And, of course, there was time to tell Beets what a clever boy he'd been.
By the end of the day, we had quite a few people who had qualified for Hartpury:
Me - jumping Level 2 and Grade I-V walk and trot dressage
Olivia - jumping Level 3 and Grade III dressage
Jodie - Countryside Challenge 
Anne - Countryside Challenge
Eleanor - Grade II dressage and Grade I-V walk and trot dressage (although you can only do one dressage test, and as it happens she will be in Canada for the competition anyway, which is a shame - next year!)
Anne riding Danny, with super helper Helen.
As well as the qualifying classes, we had some more success in the non-qualifying dressage tests:
Anne - first place in ID unled walk and trot
Emily - first place in ID led walk and trot
Rebecca - first place in ID led walk only
The brilliant Miss Emily, casually walking away with silverware at her first *ever* riding competition!
I can't remember all of the placings for everyone else, but there were rosettes for everyone, including Carly, Lucy, and Claire.
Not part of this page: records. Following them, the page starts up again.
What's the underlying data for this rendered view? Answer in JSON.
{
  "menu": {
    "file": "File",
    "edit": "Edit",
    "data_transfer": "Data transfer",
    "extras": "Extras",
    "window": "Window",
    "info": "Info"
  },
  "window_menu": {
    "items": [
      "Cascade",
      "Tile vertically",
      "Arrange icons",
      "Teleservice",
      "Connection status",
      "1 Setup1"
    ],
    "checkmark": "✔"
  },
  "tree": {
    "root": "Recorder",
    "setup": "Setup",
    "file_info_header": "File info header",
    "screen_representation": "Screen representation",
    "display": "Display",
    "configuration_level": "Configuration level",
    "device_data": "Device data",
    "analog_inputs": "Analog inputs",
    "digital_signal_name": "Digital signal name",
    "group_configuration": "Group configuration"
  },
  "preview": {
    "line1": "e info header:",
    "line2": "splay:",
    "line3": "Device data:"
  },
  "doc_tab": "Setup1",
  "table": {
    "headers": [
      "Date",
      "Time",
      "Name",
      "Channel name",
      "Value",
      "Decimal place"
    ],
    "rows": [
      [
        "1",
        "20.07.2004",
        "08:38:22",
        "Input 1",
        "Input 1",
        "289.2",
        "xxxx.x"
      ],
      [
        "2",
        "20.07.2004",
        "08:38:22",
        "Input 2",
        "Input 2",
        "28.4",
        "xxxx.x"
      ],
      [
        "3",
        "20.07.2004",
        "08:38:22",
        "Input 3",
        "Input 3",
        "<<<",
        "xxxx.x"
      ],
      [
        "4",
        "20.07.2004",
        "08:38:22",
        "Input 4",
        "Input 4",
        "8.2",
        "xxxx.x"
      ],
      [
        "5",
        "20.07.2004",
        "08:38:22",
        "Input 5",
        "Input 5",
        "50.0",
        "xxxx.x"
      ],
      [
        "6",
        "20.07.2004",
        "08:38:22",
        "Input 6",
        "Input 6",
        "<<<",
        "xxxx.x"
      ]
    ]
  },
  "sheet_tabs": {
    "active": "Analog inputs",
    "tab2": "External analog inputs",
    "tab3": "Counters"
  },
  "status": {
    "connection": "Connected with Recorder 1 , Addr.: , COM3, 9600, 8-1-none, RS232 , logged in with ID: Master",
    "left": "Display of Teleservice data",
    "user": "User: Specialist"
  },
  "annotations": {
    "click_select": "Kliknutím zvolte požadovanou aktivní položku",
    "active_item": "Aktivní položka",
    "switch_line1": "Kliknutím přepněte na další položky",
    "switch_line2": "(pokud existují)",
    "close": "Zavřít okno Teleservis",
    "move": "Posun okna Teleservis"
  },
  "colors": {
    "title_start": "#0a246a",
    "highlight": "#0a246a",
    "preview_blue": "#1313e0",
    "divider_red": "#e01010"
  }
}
So, all in all, a good day! I now have to decide if I want to enter a Kur class (freestyle dressage to music). I probably won't this year, as I would only be able to do walk and trot and I'd rather do a vaulting class instead, if possible. For now, I need to practise dressage and jumping on Boysie - and I'm looking forward to it!
I love this gorgeous, clever horse!

No comments:

Post a Comment